|Albertine Hannah Head Ston|
Maiden aunts, spinsters—often not used as a complimentary term. When I think of a maiden aunt, I think of a little old lady, who stays homes, keeps house, and takes care of her other relatives. In some ways that may describe my great great aunt, Albertine Hannah and in other ways it does not.
Obtaining information on single women is usually a challenge so I do not know a great deal about Albertine. Some of what I know about, Albertine, comes from census date. I know she was born in 1834 in Edgar County Illinois, near where Chrisman is today, was the seventh child of John M. and Charity (Mears) Hannah, and lived on her father’s farm. Her mother died in 1842 when Albertine was 8 years old. In 1850 she was living with her father, her three brothers, and two sisters. In 1860 Albertine was living with her father, and her niece, Charity Conrey, the daughter of her deceased sister, Nancy. When the Civil War began, both her father and her brother, John Wesley, enlisted. Her father fought for about three months, and then returned home, due to illness. He died in 1865. So far, Albertine looks like a pretty typical maiden aunt—living with her father, taking care of her niece, etc.
|Hannah Farm Land|

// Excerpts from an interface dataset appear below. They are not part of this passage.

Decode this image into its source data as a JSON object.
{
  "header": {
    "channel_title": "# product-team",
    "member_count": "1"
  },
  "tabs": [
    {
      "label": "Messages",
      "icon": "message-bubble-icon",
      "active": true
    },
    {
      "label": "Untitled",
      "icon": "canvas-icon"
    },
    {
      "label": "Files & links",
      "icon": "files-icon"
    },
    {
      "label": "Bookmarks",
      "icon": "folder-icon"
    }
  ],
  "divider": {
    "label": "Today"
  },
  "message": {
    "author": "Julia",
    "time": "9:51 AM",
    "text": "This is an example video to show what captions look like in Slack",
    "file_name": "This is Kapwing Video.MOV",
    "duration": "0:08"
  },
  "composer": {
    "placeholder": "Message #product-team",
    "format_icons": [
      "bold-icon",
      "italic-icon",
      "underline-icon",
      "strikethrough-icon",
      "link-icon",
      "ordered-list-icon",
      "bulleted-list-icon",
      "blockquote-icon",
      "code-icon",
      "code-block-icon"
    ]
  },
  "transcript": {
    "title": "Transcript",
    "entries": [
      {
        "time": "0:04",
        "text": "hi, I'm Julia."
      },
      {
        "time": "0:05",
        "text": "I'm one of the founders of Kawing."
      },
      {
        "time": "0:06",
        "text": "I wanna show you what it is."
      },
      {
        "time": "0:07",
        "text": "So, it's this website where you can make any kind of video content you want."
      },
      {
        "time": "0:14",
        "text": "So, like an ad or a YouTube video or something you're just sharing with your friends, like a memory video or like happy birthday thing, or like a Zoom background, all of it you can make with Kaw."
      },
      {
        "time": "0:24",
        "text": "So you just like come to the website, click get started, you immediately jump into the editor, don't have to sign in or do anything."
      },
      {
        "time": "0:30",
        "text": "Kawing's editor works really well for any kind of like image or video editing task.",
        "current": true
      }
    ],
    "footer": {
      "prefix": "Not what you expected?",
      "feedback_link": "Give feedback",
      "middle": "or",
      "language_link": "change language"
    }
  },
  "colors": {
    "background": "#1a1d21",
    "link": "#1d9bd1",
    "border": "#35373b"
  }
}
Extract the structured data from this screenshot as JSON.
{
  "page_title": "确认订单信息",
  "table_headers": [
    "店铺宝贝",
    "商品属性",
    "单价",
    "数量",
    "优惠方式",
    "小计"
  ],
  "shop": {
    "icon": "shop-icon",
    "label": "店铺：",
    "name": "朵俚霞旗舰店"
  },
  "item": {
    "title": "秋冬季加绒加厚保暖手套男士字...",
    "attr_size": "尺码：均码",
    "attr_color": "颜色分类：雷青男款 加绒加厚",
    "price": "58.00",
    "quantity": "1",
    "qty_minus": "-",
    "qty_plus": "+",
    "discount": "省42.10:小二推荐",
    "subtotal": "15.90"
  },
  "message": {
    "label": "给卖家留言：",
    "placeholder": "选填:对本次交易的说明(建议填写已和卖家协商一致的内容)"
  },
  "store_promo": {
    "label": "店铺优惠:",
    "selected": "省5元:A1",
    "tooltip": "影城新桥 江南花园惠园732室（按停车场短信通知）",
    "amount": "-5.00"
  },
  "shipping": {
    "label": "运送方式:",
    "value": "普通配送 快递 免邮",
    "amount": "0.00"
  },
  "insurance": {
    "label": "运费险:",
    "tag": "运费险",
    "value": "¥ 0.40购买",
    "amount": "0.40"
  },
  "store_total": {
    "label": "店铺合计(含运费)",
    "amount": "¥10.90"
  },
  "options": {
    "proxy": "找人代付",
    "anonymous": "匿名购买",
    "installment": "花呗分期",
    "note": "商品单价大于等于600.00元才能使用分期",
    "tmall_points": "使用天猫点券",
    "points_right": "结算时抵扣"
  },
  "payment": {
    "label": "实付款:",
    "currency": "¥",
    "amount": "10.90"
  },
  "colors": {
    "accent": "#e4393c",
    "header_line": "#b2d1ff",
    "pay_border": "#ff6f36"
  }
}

I would love to be able to have a conversation with Albertine. I would like to know why she remained single. Did she, like many women of that time, have a man she loved who was killed in the Civil War? Also during the Civil War, who ran the farm while her father was at war? Did she? Did her brother, George, or her brothers-in-law help out?